Description
The social interactions of any animal have an enormous impact on its life. In humans for example, our network of social relationships makes a big difference to our quality of life and can even predict our life expectancy. Previous work on food production animals has generally ignored how social relationships within a group contribute to productivity and welfare, even though such relationships have been documented to be extremely important for individual health and fitness in wild animal populations. This project addresses this gap in our knowledge and will determine the interplay between social network structure, productivity and welfare in dairy cattle. In particular we will examine the implications of herd size for the formation of social relationships and the associated welfare consequences. This research will provide a detailed understanding of how social relationships influence welfare and productivity in dairy cattle and how these relationships can be managed to improve welfare and productivity.
We will use social network analysis to describe how individual cows are socially connected to the rest of their herd. We will observe and record various social interactions between individuals and use this information to quantify the social structure of our study animals. In our network analyses we will first explore the relationship between the social position of an individual and its productivity and welfare. We will ask "are individuals that form stronger 'friendships' healthier and do they produce more milk?". We will look at the productivity and welfare consequences of the addition and removal of cows. A typical UK dairy herd sees approximately 25% of cows replaced every year. This turnover of individuals may have a large effect on stress and productivity of both new and old herd members. It also happens to provide a rather rare opportunity for us to examine in detail the effect of changes of group composition on social network structure, and the consequences of these effects. We predict that the consequences will depend on which animals are removed. For example, removing a socially central individual that is important in maintaining social cohesion may have a deleterious effect on the remaining herd members. We will identify how dairy farmers can manage rapid turnover of herd members so as to minimise social disruption. Dairy farming accounts for ~18% of UK agricultural production by value with an annual turnover of ~£6 billion. This work will have applied ramifications for dairy farmers, policy makers and the UK economy and will be of significant interest to the general public.
Objective
Objective 1. Determine how an individual's social network position relates to its welfare and productivity.

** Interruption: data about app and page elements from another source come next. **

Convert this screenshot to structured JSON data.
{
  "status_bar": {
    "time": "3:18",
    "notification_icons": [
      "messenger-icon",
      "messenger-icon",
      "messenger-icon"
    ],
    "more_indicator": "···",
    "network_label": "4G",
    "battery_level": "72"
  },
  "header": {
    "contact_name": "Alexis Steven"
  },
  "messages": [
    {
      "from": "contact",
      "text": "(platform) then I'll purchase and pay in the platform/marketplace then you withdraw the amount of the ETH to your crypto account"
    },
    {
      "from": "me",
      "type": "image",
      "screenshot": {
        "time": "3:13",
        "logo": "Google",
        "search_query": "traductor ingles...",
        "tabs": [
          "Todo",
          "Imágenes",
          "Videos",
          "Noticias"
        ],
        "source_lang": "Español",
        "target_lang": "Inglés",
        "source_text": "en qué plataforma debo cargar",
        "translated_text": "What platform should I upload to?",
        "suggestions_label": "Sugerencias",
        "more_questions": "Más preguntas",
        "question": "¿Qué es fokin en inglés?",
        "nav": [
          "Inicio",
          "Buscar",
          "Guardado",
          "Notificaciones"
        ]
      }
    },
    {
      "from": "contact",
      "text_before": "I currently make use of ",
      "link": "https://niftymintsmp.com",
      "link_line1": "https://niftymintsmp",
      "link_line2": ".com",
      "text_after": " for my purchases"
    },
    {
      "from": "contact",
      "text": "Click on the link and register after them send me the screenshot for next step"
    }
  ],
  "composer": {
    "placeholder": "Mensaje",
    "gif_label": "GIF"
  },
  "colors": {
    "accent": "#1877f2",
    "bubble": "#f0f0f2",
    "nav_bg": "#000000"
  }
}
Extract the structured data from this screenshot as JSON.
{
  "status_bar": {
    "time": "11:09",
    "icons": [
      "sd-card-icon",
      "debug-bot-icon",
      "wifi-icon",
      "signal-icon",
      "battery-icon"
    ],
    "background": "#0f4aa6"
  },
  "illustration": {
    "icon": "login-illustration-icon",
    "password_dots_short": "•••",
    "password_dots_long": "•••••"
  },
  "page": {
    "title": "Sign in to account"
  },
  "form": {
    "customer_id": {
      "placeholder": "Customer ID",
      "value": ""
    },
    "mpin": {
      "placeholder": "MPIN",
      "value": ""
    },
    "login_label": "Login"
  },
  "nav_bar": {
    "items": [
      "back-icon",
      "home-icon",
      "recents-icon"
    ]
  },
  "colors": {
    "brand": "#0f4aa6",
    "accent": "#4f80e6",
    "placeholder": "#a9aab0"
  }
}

Objective 2. Determine the consequences of network perturbation for health and productivity.

Objective 3: Determine the implications of herd size on the structure of social relationships.
Time-Scale and Cost
From: 2012

To: 2015

Cost: £121,055
Contractor / Funded Organisations
University of Exeter
Keywords
Animal Welfare              
Cattle              
Dairy              
Fields of Study
Animal Welfare